Vineyard Wind Backs Fishing Transit Plan
Vineyard Wind has formally endorsed a transit corridor plan for fishing vessels in federal waters off the coast of Massachusetts and Rhode Island, which includes a direct passage through the middle of the company’s 800MW offshore wind lease area.
The endorsed plan enables fishermen from Rhode Island, Massachusetts and the Long Island area to reach fishing grounds south and east of Cape Cod by transiting the length of the wind areas.
It was developed at fishing working group meetings held in September and October and previously supported by fishermen from Massachusetts, Connecticut, Rhode Island and Long Island, as well as the U.S. Coast Guard.
“The fishing industry has placed a significant amount of time and energy into developing a transit corridor plan that works for them,” said Erich Stephens, Chief Development Officer for Vineyard Wind.
“Our team appreciates the work that the fishermen have done to address this and other important concerns. Wind developers must recognize the importance of locating transit lanes through their lease areas when those plans will accommodate the fishermen who work out of ports like Point Judith in Rhode Island and Montauk on Long Island.”
Vineyard Wind said its support comes after alternative plans were discussed at a recent meeting of fishermen, developers and federal agencies, but no new consensus was achieved.
As the first developer to support the fishery transit lanes, the company calls on other developers with leases offshore Rhode Island and Massachusetts to back the proposed plan, emphasizing that all leaseholders must adopt a coherent plan in order for it to be effective.
The Vineyard Wind offshore wind farm is located some 14 miles south of Martha’s Vineyard and will feature MHI Vestas 9.5MW turbines.
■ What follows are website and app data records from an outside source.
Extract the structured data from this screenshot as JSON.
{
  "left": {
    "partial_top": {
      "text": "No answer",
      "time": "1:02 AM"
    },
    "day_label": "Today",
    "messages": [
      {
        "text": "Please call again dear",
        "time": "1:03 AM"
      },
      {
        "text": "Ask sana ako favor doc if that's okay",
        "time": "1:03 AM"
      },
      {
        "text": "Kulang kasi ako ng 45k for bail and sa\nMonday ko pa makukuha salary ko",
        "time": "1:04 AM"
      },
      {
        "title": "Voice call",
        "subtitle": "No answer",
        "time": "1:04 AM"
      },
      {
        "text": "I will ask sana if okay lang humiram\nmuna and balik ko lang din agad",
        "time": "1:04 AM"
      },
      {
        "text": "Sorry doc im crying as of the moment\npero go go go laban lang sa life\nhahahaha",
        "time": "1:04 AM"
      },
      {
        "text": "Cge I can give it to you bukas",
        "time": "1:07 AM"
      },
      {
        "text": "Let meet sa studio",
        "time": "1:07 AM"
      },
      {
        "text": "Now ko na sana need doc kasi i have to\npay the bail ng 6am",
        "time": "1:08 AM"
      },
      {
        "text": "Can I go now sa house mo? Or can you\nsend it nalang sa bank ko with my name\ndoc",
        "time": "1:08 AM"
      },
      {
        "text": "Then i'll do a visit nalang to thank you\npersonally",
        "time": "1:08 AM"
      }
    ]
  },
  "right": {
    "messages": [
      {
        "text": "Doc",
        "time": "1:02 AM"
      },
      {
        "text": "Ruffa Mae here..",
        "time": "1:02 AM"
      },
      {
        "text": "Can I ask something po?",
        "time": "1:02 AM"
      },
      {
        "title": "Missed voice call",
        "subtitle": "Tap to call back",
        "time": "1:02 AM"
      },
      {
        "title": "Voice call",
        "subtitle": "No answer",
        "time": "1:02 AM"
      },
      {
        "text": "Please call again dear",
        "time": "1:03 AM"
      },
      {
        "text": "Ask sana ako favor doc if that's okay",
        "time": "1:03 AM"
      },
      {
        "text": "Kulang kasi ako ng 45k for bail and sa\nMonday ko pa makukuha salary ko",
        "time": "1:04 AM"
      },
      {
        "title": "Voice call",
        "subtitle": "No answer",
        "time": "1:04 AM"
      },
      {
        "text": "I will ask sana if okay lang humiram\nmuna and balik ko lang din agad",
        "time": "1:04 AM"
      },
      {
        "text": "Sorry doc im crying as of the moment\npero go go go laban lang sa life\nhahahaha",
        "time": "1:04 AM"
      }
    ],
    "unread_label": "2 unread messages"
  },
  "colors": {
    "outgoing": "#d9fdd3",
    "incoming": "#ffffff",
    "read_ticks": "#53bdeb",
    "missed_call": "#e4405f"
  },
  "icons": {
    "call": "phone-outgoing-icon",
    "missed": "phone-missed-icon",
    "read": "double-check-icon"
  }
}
It is expected to enter the construction phase in 2019 and to be operational by 2021.